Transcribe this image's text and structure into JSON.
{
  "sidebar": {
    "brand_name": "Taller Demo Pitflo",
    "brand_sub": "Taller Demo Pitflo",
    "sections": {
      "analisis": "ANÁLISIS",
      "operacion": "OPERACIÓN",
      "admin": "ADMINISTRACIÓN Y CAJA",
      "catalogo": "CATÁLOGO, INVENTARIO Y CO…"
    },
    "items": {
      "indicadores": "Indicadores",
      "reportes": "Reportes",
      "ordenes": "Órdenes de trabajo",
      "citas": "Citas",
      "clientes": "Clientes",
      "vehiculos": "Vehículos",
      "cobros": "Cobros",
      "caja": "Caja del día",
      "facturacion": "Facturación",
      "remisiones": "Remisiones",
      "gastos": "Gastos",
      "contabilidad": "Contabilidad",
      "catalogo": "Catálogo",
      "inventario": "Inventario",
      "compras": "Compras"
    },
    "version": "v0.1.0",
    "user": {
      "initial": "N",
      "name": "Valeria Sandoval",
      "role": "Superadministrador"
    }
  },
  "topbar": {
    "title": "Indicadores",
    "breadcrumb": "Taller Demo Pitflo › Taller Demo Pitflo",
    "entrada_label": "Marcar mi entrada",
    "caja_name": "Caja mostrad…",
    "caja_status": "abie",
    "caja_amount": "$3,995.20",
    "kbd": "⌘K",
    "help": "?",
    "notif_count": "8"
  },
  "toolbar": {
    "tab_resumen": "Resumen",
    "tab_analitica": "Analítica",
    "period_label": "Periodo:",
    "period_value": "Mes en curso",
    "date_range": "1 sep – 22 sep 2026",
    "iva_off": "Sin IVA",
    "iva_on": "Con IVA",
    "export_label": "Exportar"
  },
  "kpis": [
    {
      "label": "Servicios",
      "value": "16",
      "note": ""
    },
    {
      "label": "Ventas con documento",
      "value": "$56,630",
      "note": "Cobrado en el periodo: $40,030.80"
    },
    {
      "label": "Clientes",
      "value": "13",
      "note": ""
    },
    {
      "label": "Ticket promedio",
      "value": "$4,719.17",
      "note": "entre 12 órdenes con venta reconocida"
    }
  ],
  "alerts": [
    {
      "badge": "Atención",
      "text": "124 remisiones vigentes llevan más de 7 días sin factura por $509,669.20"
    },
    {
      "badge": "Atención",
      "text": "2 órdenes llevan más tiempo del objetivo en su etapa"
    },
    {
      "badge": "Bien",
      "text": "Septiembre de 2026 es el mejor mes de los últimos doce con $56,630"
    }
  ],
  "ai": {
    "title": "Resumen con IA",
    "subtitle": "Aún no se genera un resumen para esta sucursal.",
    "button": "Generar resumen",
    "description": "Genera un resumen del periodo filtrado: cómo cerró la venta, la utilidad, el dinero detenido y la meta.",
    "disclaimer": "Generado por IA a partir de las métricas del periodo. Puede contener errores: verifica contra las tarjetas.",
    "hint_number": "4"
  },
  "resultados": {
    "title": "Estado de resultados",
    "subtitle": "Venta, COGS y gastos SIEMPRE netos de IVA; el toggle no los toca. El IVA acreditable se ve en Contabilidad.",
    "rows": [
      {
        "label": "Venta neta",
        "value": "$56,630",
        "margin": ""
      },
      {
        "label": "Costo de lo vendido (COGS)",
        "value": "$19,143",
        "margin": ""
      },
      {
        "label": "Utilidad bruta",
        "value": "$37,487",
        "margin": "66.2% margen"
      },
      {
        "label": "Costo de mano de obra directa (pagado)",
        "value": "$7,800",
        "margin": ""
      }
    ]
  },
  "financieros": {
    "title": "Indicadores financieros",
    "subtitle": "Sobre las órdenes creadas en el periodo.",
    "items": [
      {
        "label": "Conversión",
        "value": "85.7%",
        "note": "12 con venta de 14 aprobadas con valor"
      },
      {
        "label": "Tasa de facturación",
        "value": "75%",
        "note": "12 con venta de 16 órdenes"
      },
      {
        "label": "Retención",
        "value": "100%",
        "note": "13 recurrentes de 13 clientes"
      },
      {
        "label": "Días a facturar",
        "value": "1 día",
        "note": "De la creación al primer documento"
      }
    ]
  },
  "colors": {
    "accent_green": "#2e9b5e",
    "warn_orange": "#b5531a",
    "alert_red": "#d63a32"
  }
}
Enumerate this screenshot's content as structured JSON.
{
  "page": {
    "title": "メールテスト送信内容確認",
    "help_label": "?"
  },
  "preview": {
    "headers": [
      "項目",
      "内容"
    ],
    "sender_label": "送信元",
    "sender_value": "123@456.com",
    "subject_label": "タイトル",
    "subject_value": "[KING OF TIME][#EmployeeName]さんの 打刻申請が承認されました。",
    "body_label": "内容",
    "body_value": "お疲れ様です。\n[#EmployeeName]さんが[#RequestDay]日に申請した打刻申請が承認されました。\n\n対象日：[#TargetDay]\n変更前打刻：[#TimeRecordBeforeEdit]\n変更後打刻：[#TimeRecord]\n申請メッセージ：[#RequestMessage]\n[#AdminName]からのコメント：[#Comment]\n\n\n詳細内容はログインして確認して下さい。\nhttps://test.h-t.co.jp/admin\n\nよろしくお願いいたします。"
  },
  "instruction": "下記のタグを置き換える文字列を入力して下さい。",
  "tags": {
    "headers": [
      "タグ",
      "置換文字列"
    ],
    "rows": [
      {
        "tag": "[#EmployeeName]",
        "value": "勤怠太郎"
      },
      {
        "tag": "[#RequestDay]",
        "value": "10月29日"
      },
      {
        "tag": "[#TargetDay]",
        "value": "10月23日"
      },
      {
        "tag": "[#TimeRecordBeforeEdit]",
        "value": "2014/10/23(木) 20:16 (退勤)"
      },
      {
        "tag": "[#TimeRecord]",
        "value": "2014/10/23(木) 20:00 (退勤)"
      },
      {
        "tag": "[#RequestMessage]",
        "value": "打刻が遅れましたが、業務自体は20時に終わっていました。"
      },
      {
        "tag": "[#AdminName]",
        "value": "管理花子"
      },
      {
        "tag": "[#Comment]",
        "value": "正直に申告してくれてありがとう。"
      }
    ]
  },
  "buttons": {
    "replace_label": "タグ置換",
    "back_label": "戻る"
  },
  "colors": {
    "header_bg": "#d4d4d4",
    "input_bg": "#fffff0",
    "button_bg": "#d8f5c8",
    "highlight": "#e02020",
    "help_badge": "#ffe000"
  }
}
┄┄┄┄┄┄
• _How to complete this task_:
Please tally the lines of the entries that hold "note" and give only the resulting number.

• _Reply to the exercise_:
8